Going up to Liverpool to see family over Christmas always offers the chance to visit the Lancashire mosses. Phil and I managed a couple of afternoons on this occasion. The expectation is always as enjoyable as the event. Having a few hours ahead of you not knowing what may turn up is as good as it gets. I remember in my teens cycling out on weekends to these flat expanses and although they have changed since those days they still offer a good days birding.
Our two proposed sites today were Salthouse and Cley, one area really but there are hides at Cley whereas Salthouse is an area of shingle, with a carpark at the bottom of a short dead end. There is always a chance of Snow Buntings at Salthouse and Cley can offer much at all times of the year. The morning was a little brighter than we expected, but it soon deteriorated and the afternoon saw a low mist engulf the reserve.
This was a difficult day by any standards. It was forecast for heavy rain and high winds and for once they got it right! We had planned to spend the day at Titchwell, getting to one of the hides and remaining there all day. It’s the way I prefer to work. Setting up camp with a couple of cameras and beanbags and waiting to see what comes by.
I spent the last few days in Norfolk with my brother Phil. It was very dull, weather wise, but I firmly believe there is no poor light for photography, just different light. Whatever you are faced with you make it work and after you’ve traveled overnight from South Wales, some 280 miles or so, you are pretty determined to get something out of it. We journeyed through the night to gain a full day and at this time of the year the usable natural light has all but gone by 4.00pm, so you have a long evening to recuperate.

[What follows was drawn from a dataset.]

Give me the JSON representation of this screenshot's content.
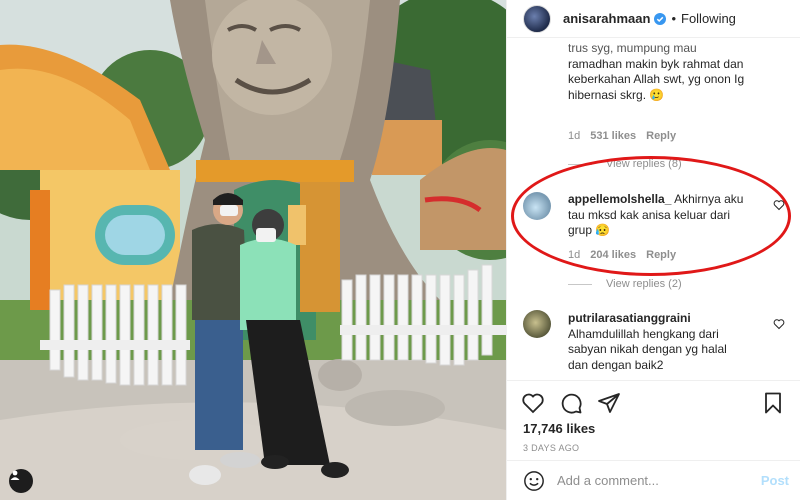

Down to the farm today mainly to fill up the feeders but also spent about 3 hours in the feeding station hide. The light was good, bright but not full sun, which can cause difficulties with regard to exposure as the light is broken by the foliage and some unwanted shadows are created. The leaves are falling fast at the moment and each visit opens up more branches and extends the areas that you are able photograph. Also the backgrounds are becoming less cluttered – so roll on the winter!